REQUIRED WORK: Please copy each line in the records below that contains the string "will".
Segment Start: DATA EXTRACT
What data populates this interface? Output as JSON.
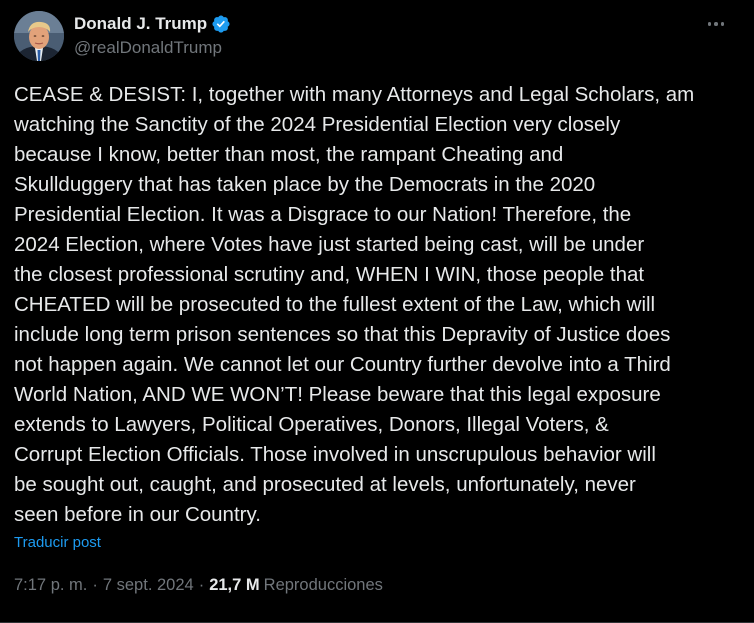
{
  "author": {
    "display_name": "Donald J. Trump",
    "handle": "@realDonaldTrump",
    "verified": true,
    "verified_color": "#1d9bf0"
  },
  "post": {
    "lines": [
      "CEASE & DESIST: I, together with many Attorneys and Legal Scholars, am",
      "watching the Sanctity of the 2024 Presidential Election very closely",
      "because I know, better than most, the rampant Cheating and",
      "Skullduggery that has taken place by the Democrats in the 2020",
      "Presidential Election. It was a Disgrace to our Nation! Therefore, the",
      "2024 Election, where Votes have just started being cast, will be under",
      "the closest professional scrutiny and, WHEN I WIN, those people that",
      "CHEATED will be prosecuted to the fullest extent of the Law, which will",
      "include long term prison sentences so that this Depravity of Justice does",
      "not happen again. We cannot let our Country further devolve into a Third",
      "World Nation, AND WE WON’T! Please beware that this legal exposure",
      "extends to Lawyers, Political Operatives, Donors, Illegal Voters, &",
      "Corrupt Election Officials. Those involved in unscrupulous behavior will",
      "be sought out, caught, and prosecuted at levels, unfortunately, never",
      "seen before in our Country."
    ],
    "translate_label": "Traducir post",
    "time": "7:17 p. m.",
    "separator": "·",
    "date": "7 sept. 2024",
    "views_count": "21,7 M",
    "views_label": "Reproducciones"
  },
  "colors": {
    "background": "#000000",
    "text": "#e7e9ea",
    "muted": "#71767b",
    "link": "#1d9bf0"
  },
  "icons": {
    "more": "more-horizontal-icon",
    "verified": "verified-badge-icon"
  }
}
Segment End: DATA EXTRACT
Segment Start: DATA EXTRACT
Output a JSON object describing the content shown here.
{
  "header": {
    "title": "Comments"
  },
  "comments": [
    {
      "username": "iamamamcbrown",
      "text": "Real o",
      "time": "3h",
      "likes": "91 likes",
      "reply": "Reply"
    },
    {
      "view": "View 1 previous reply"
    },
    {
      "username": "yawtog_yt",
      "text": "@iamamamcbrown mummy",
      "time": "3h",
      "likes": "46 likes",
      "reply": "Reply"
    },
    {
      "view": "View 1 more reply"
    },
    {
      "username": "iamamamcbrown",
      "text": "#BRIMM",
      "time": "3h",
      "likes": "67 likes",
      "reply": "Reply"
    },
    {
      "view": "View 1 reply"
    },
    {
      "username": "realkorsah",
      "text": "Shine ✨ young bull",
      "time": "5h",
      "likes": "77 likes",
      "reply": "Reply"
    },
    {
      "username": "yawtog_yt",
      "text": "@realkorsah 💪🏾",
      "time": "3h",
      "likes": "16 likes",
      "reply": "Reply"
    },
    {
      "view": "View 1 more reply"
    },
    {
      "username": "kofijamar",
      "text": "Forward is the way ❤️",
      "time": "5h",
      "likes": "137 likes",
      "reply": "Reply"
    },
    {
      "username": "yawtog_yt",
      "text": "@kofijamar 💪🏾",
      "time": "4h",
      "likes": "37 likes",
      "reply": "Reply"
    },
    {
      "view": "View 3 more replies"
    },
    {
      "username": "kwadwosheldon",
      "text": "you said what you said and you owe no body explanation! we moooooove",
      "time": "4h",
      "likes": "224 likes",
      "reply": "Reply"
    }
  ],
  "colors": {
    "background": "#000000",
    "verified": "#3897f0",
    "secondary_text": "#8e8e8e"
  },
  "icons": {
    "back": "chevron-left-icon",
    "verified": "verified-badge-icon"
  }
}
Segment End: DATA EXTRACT
RESULT FOR THIS EXERCISE:
      "2024 Election, where Votes have just started being cast, will be under",
      "CHEATED will be prosecuted to the fullest extent of the Law, which will",
      "Corrupt Election Officials. Those involved in unscrupulous behavior will",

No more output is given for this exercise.